** Activity **
Every line below should be repeated exactly.

** Data to examine **
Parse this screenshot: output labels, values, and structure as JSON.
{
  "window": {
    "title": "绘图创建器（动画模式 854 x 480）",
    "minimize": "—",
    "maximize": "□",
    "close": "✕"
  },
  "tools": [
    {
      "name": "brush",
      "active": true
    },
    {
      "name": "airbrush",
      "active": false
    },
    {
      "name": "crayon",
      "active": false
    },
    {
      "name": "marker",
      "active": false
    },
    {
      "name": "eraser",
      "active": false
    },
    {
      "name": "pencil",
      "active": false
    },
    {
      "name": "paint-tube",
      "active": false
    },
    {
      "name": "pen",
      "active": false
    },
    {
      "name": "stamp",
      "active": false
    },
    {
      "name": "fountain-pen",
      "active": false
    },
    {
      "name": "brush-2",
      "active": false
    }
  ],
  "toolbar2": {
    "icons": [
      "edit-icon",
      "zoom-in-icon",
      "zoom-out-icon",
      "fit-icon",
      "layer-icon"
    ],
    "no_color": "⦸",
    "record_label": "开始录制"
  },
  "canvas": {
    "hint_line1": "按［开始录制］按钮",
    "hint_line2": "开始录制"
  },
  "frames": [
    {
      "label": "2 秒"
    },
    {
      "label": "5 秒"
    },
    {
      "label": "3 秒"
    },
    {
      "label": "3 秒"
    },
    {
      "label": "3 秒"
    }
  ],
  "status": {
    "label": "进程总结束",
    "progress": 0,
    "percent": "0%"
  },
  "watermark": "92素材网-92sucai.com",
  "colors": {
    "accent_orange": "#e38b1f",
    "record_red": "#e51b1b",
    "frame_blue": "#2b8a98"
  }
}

** Response to this task **
Parse this screenshot: output labels, values, and structure as JSON.
{
  "window": {
    "title": "绘图创建器（动画模式 854 x 480）",
    "minimize": "—",
    "maximize": "□",
    "close": "✕"
  },
  "tools": [
    {
      "name": "brush",
      "active": true
    },
    {
      "name": "airbrush",
      "active": false
    },
    {
      "name": "crayon",
      "active": false
    },
    {
      "name": "marker",
      "active": false
    },
    {
      "name": "eraser",
      "active": false
    },
    {
      "name": "pencil",
      "active": false
    },
    {
      "name": "paint-tube",
      "active": false
    },
    {
      "name": "pen",
      "active": false
    },
    {
      "name": "stamp",
      "active": false
    },
    {
      "name": "fountain-pen",
      "active": false
    },
    {
      "name": "brush-2",
      "active": false
    }
  ],
  "toolbar2": {
    "icons": [
      "edit-icon",
      "zoom-in-icon",
      "zoom-out-icon",
      "fit-icon",
      "layer-icon"
    ],
    "no_color": "⦸",
    "record_label": "开始录制"
  },
  "canvas": {
    "hint_line1": "按［开始录制］按钮",
    "hint_line2": "开始录制"
  },
  "frames": [
    {
      "label": "2 秒"
    },
    {
      "label": "5 秒"
    },
    {
      "label": "3 秒"
    },
    {
      "label": "3 秒"
    },
    {
      "label": "3 秒"
    }
  ],
  "status": {
    "label": "进程总结束",
    "progress": 0,
    "percent": "0%"
  },
  "watermark": "92素材网-92sucai.com",
  "colors": {
    "accent_orange": "#e38b1f",
    "record_red": "#e51b1b",
    "frame_blue": "#2b8a98"
  }
}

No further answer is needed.